Client Relationship

I refer to the ones who “get it” as clients and the others as customers. After looking for definitions for these names, I’m thoroughly convinced, clients are the people who appreciate, and actually deserve a true insurance professional. Dictionary.com defines customer as a person who buys goods or services from another person while a client is a person or group that uses the professional services of a lawyer, architect, or other expert. I place trained insurance agents who are willing to offer professional advice in this accomplished category.

The difference between customers and clients can at first seem quite confusing. However, the difference is easily seen in terms of an ongoing business relationship. A person who just purchases goods and services is a customer. A Client seeks professional services from the company. An agency agreement exists between a client and a service provider. Here at Beacon Insurance Advisers, we want relationships with clients.

I had a 30 minute phone conversation with a client last week to decide if she wanted to sell her house or keep it as a rental. We discussed the cost of rental insurance both long term and overnight. With this information she can make an educated decision. This is the relationship you have with a professional agent. By the way, that phone call was on my cell phone at 6:30 p.m.

I’d also like to make the point that if your agent is doing a great job and completing account reviews every few years, please thank them for being a professional. Your agent gets paid every time you renew a policy, and frankly, I think we need to earn our money every year by being proactive and working for you.

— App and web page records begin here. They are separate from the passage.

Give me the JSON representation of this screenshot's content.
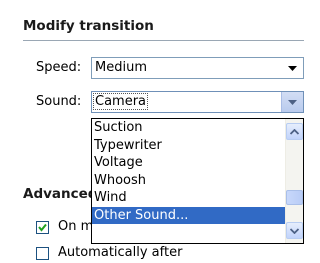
{
  "panel": {
    "title": "Modify transition",
    "speed": {
      "label": "Speed:",
      "value": "Medium"
    },
    "sound": {
      "label": "Sound:",
      "value": "Camera"
    }
  },
  "advanced": {
    "title": "Advanced",
    "on_click_label": "On mouse click",
    "on_click_checked": true,
    "auto_label": "Automatically after",
    "auto_checked": false
  },
  "sound_dropdown": {
    "options": [
      "Suction",
      "Typewriter",
      "Voltage",
      "Whoosh",
      "Wind",
      "Other Sound..."
    ],
    "selected": "Other Sound..."
  },
  "icons": {
    "combo_arrow": "chevron-down-icon",
    "scroll_up": "scroll-up-arrow-icon",
    "scroll_down": "scroll-down-arrow-icon",
    "checkmark": "checkmark-icon"
  },
  "colors": {
    "selection": "#316ac5",
    "combo_border": "#7f9db9",
    "scroll_button": "#c1d3fb"
  }
}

Sitting back and just collecting a paycheck gives our industry a bad reputation. A great relationship with your insurance agent means open lines of communication with them. It is a level of respect between client and agent that can provide great coverage and also peace of mind knowing you are properly protected.

Just know that a true professional insurance agent is as selective about their clients as you should be about your insurance professional!